The free monthly session not only allows new or prospective business owners to tap into information, but it gives them a chance to get mentoring from veteran business owners. The next session is Feb. 3.
Especially in tough economic times, the Hoehnes are finding that people are looking for a way out of their financial troubles.
“Sometimes, it’s just a matter of taking a step back and getting a perspective on things,” he said. “Sometimes, when people are in the middle of a crisis in their lives they don’t know how to get out of it.”
The Hoehnes, who have been mentoring and counseling people for the past 15 years, have more recently led 12-week sessions, called Victorious Living, at various churches since moving to the area five years ago. Ralph says that finding relief from financial woes may not happen overnight. But with good decision-making families can get out of debt.
Author of “Anointed to Prosper: Keys to Breaking the Power of Debt”, he outlines biblical-based ways to succeed in the financial realm. They include living with integrity, saying what you’re going to do and doing what you say, and doing everything to the best of your ability.
“We’re not reinventing the wheel. We’re taking a step back and talking through the decisions they make in their lives before they make them,” he said.
Financial stress tends to add pressure on couples who are now struggling. Many times, couples aren’t having serious issues but have grown apart because of the stress.

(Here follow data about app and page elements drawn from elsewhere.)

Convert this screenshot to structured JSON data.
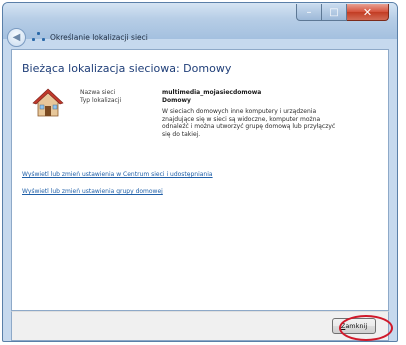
{
  "window": {
    "title": "Określanie lokalizacji sieci",
    "controls": {
      "minimize_glyph": "–",
      "maximize_glyph": "□",
      "close_glyph": "✕"
    }
  },
  "nav": {
    "back_glyph": "◀"
  },
  "content": {
    "heading": "Bieżąca lokalizacja sieciowa: Domowy",
    "network_name_label": "Nazwa sieci",
    "network_name_value": "multimedia_mojasiecdomowa",
    "location_type_label": "Typ lokalizacji",
    "location_type_value": "Domowy",
    "description": "W sieciach domowych inne komputery i urządzenia znajdujące się w sieci są widoczne, komputer można odnaleźć i można utworzyć grupę domową lub przyłączyć się do takiej.",
    "links": [
      "Wyświetl lub zmień ustawienia w Centrum sieci i udostępniania",
      "Wyświetl lub zmień ustawienia grupy domowej"
    ]
  },
  "footer": {
    "close_button_accesskey": "Z",
    "close_button_rest": "amknij"
  },
  "colors": {
    "heading": "#1f3e78",
    "link": "#1f5fa8",
    "highlight": "#d0192a"
  },
  "icons": [
    "back-arrow-icon",
    "network-icon",
    "house-icon",
    "minimize-icon",
    "maximize-icon",
    "close-icon"
  ]
}
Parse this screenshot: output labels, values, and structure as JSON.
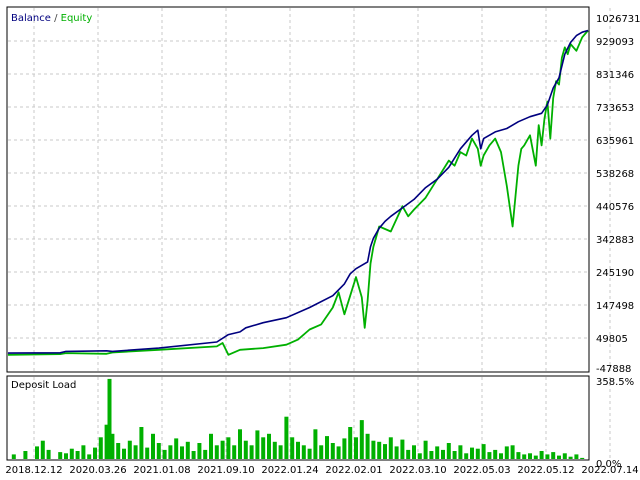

The Hoehnes should know. Early on in their marriage, they were struggling with finances and their relationship. Wishing somebody would have handed him a manual on marriage, Ralph, who was already successful at a real estate businesses in Canada, set out to find a way to make it work.
Counseling he received about romancing his wife, keeping a weekly date night and taking an annual vacation, are some of the tips he gives to men in counseling sessions.
“Marriage takes work. It doesn’t end. You can’t say, ‘I’ll figure it out now, and I’m good to go,’” he said.
In the midst of it all, they turned to their faith for a plan for marriage and finances, including tithing 10 percent of their income and being good stewards of their money.
“We started to say let’s look at what God has to say. This is not enough to look at our common sense,” Joanne said.
“God’s got great plans for all of us. So often we want to do it in our own way. We can only see a small portion of our own lives. God sees the whole the picture.”
In the past few years before the economy took a turn for the worst, they decided to hold off on business ventures and are glad they did, Joanne said.
“So often we make him the last resort instead of the first resort,” she said. “So we make it our goal to go to him as a first resort. That’s been the key to our success.”
Jessica Klipa, Herald reporter, can be reached at 708-7906.